And the old man rose in wrath,
As to strike from out his path,
With those words of bitter scorn,
Him, the darling youngest born!
There, beside the chimney-stone,
Still the mother cowered alone;
Gave no sign of look or word
If she saw or if she heard:
Nothing but the bowed head, shaking
In the shadow on the wall
From the firelight’s fitful fall,
Told a heart beneath it aching.
But before the fiery oath
Fell to blast the lives of both,
Suddenly between the two,
Breaking bitter word and blow,
Shielding them from one another,
On her knees her son beside,
“ Spare my boy! ” the woman cried,
“Spare my boy — or strike his mother !
Wouldst thou sever thus in scorn
Eldest-born and youngest-born?
Strong the bond that binds together
Children of the self-same breast!
Kindred blood that quickens either
Reckons not of worst or best!
For the sake of him who lies
Our perpetual sacrifice,
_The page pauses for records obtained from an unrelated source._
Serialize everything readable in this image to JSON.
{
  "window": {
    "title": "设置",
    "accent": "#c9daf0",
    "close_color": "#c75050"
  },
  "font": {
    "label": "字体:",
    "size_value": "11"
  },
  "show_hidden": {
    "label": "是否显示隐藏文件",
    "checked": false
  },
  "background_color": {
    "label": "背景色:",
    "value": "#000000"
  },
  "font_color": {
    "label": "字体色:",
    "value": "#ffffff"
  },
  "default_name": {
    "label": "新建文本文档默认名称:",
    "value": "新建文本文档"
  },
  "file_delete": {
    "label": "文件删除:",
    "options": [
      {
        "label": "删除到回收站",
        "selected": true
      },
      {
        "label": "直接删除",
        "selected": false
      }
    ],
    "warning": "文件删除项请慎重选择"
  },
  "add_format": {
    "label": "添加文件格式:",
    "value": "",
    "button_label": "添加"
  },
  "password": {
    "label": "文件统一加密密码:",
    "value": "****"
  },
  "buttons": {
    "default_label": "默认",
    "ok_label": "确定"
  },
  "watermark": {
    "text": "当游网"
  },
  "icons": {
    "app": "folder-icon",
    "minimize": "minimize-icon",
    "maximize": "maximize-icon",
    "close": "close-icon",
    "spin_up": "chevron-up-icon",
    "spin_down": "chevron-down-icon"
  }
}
Let his loyal blood, to-day,
Wash a brother’s guilt away,
Render back to thee and me,
Solace of our life forlorn;
This, our son, must henceforth be
Eldest-born and youngest-born! ”
And the stern old Père Michel
Back before the mother fell,
Saw the hands his own had spurned
Gathered to her tender breast,
Saw her eager kisses prest
On the lips from which he turned;
And the heart of Père Michel,
The strong heart whose noble pride
Pain and shame had vainly tried,
Yielded to love’s potent spell;
And the stern old eyes that gazed,
By a sudden mist amazed,
As they saw the woeful joy
Of the mother o’er her boy,
Spite of shadowed future years,
Through the cloud of griefs and fears,
Far behind the shame and pain,
Far beneath the traitor stain,
In that child of yearning sore
Found the best-loved son once more!

Kate Putnam Osgood.